Records provided:
<<<<

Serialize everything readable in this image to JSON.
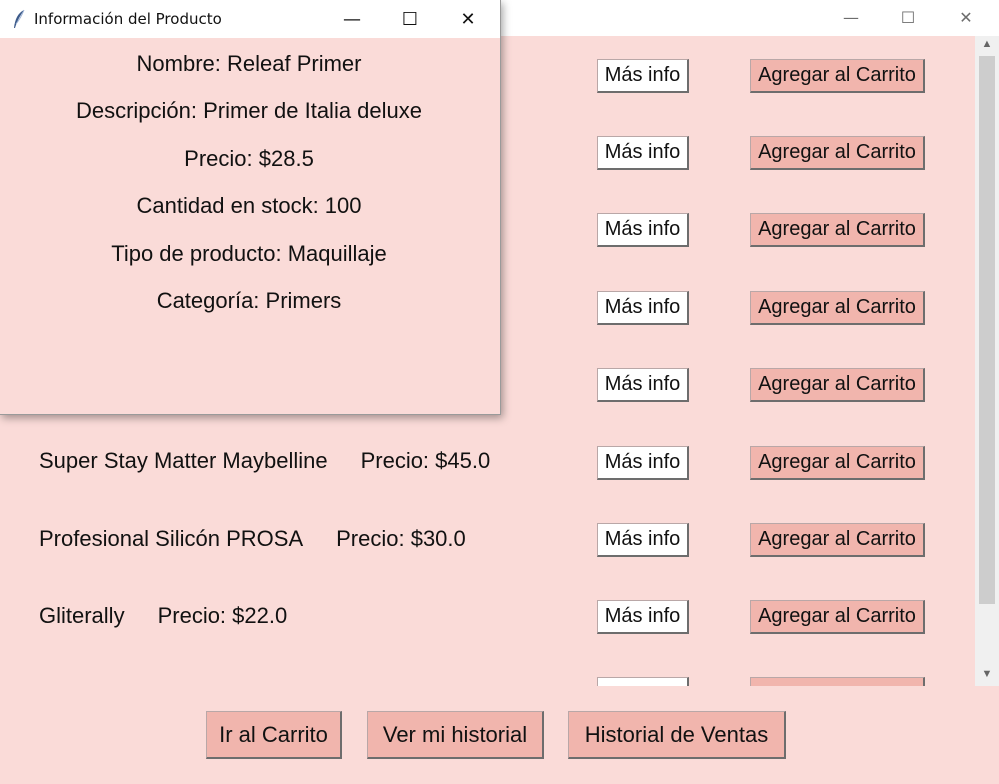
{
  "main_window": {
    "controls": {
      "minimize": "—",
      "maximize": "☐",
      "close": "✕"
    },
    "rows": [
      {
        "name": "",
        "price": "",
        "info_label": "Más info",
        "cart_label": "Agregar al Carrito"
      },
      {
        "name": "",
        "price": "",
        "info_label": "Más info",
        "cart_label": "Agregar al Carrito"
      },
      {
        "name": "",
        "price": "",
        "info_label": "Más info",
        "cart_label": "Agregar al Carrito"
      },
      {
        "name": "",
        "price": "",
        "info_label": "Más info",
        "cart_label": "Agregar al Carrito"
      },
      {
        "name": "",
        "price": "",
        "info_label": "Más info",
        "cart_label": "Agregar al Carrito"
      },
      {
        "name": "Super Stay Matter Maybelline",
        "price": "Precio: $45.0",
        "info_label": "Más info",
        "cart_label": "Agregar al Carrito"
      },
      {
        "name": "Profesional Silicón PROSA",
        "price": "Precio: $30.0",
        "info_label": "Más info",
        "cart_label": "Agregar al Carrito"
      },
      {
        "name": "Gliterally",
        "price": "Precio: $22.0",
        "info_label": "Más info",
        "cart_label": "Agregar al Carrito"
      }
    ],
    "bottom_buttons": {
      "cart": "Ir al Carrito",
      "history": "Ver mi historial",
      "sales": "Historial de Ventas"
    }
  },
  "popup": {
    "title": "Información del Producto",
    "controls": {
      "minimize": "—",
      "maximize": "☐",
      "close": "✕"
    },
    "lines": [
      "Nombre: Releaf Primer",
      "Descripción: Primer de Italia deluxe",
      "Precio: $28.5",
      "Cantidad en stock: 100",
      "Tipo de producto: Maquillaje",
      "Categoría: Primers"
    ]
  },
  "colors": {
    "background": "#fadbd8",
    "cart_button": "#f1b5ad",
    "info_button": "#ffffff"
  }
}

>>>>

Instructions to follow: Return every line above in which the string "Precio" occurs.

Output for this exercise:
        "price": "Precio: $45.0",
        "price": "Precio: $30.0",
        "price": "Precio: $22.0",
      "Precio: $28.5",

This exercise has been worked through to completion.